Without altering a single character, set down all of the data below.
<<<<
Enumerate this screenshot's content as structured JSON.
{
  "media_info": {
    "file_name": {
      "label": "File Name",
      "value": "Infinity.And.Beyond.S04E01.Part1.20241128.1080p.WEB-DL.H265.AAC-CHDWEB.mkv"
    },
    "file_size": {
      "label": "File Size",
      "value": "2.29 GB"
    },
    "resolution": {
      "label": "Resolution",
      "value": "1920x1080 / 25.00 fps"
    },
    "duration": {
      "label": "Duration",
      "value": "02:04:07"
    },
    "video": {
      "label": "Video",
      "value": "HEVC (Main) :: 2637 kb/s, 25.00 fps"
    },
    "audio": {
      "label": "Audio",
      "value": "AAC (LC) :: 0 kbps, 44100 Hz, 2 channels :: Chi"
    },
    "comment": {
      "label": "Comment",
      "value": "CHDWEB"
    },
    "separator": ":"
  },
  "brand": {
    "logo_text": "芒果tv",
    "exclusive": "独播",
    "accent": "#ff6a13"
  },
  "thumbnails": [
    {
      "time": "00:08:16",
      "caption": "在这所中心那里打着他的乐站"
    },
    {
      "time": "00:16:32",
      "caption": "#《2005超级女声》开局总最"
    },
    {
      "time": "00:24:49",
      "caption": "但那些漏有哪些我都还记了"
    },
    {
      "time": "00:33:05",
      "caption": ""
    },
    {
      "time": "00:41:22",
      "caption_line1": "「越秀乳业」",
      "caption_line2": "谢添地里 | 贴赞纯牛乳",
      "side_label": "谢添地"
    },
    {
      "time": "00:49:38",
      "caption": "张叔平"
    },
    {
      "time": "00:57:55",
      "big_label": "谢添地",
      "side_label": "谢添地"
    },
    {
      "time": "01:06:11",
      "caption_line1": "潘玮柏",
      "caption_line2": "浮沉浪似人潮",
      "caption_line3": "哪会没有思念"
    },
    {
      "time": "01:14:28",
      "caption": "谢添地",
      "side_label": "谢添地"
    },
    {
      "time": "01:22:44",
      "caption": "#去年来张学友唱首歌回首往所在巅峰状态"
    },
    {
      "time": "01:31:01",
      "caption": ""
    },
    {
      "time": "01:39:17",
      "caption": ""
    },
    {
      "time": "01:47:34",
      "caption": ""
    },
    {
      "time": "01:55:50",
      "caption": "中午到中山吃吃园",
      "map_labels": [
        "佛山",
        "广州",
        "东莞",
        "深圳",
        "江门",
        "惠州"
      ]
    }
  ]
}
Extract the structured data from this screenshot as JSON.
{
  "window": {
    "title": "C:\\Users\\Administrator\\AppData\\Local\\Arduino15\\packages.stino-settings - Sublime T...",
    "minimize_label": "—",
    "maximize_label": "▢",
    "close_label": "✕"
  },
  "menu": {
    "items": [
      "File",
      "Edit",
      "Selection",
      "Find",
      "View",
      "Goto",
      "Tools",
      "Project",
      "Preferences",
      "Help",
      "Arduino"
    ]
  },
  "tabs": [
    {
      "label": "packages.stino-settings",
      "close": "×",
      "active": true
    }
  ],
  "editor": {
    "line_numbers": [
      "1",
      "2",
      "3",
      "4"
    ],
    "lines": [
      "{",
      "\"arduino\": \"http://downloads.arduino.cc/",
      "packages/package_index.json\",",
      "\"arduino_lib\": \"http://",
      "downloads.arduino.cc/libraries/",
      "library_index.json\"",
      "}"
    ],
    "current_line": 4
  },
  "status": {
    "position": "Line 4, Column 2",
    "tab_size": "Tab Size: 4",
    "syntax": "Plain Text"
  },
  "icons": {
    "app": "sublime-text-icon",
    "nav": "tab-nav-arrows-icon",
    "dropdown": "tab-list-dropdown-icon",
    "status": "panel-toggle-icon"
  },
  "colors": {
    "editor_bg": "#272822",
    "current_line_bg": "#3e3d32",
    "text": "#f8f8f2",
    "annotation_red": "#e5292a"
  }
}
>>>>
TASK RESULT:
Enumerate this screenshot's content as structured JSON.
{
  "media_info": {
    "file_name": {
      "label": "File Name",
      "value": "Infinity.And.Beyond.S04E01.Part1.20241128.1080p.WEB-DL.H265.AAC-CHDWEB.mkv"
    },
    "file_size": {
      "label": "File Size",
      "value": "2.29 GB"
    },
    "resolution": {
      "label": "Resolution",
      "value": "1920x1080 / 25.00 fps"
    },
    "duration": {
      "label": "Duration",
      "value": "02:04:07"
    },
    "video": {
      "label": "Video",
      "value": "HEVC (Main) :: 2637 kb/s, 25.00 fps"
    },
    "audio": {
      "label": "Audio",
      "value": "AAC (LC) :: 0 kbps, 44100 Hz, 2 channels :: Chi"
    },
    "comment": {
      "label": "Comment",
      "value": "CHDWEB"
    },
    "separator": ":"
  },
  "brand": {
    "logo_text": "芒果tv",
    "exclusive": "独播",
    "accent": "#ff6a13"
  },
  "thumbnails": [
    {
      "time": "00:08:16",
      "caption": "在这所中心那里打着他的乐站"
    },
    {
      "time": "00:16:32",
      "caption": "#《2005超级女声》开局总最"
    },
    {
      "time": "00:24:49",
      "caption": "但那些漏有哪些我都还记了"
    },
    {
      "time": "00:33:05",
      "caption": ""
    },
    {
      "time": "00:41:22",
      "caption_line1": "「越秀乳业」",
      "caption_line2": "谢添地里 | 贴赞纯牛乳",
      "side_label": "谢添地"
    },
    {
      "time": "00:49:38",
      "caption": "张叔平"
    },
    {
      "time": "00:57:55",
      "big_label": "谢添地",
      "side_label": "谢添地"
    },
    {
      "time": "01:06:11",
      "caption_line1": "潘玮柏",
      "caption_line2": "浮沉浪似人潮",
      "caption_line3": "哪会没有思念"
    },
    {
      "time": "01:14:28",
      "caption": "谢添地",
      "side_label": "谢添地"
    },
    {
      "time": "01:22:44",
      "caption": "#去年来张学友唱首歌回首往所在巅峰状态"
    },
    {
      "time": "01:31:01",
      "caption": ""
    },
    {
      "time": "01:39:17",
      "caption": ""
    },
    {
      "time": "01:47:34",
      "caption": ""
    },
    {
      "time": "01:55:50",
      "caption": "中午到中山吃吃园",
      "map_labels": [
        "佛山",
        "广州",
        "东莞",
        "深圳",
        "江门",
        "惠州"
      ]
    }
  ]
}
Extract the structured data from this screenshot as JSON.
{
  "window": {
    "title": "C:\\Users\\Administrator\\AppData\\Local\\Arduino15\\packages.stino-settings - Sublime T...",
    "minimize_label": "—",
    "maximize_label": "▢",
    "close_label": "✕"
  },
  "menu": {
    "items": [
      "File",
      "Edit",
      "Selection",
      "Find",
      "View",
      "Goto",
      "Tools",
      "Project",
      "Preferences",
      "Help",
      "Arduino"
    ]
  },
  "tabs": [
    {
      "label": "packages.stino-settings",
      "close": "×",
      "active": true
    }
  ],
  "editor": {
    "line_numbers": [
      "1",
      "2",
      "3",
      "4"
    ],
    "lines": [
      "{",
      "\"arduino\": \"http://downloads.arduino.cc/",
      "packages/package_index.json\",",
      "\"arduino_lib\": \"http://",
      "downloads.arduino.cc/libraries/",
      "library_index.json\"",
      "}"
    ],
    "current_line": 4
  },
  "status": {
    "position": "Line 4, Column 2",
    "tab_size": "Tab Size: 4",
    "syntax": "Plain Text"
  },
  "icons": {
    "app": "sublime-text-icon",
    "nav": "tab-nav-arrows-icon",
    "dropdown": "tab-list-dropdown-icon",
    "status": "panel-toggle-icon"
  },
  "colors": {
    "editor_bg": "#272822",
    "current_line_bg": "#3e3d32",
    "text": "#f8f8f2",
    "annotation_red": "#e5292a"
  }
}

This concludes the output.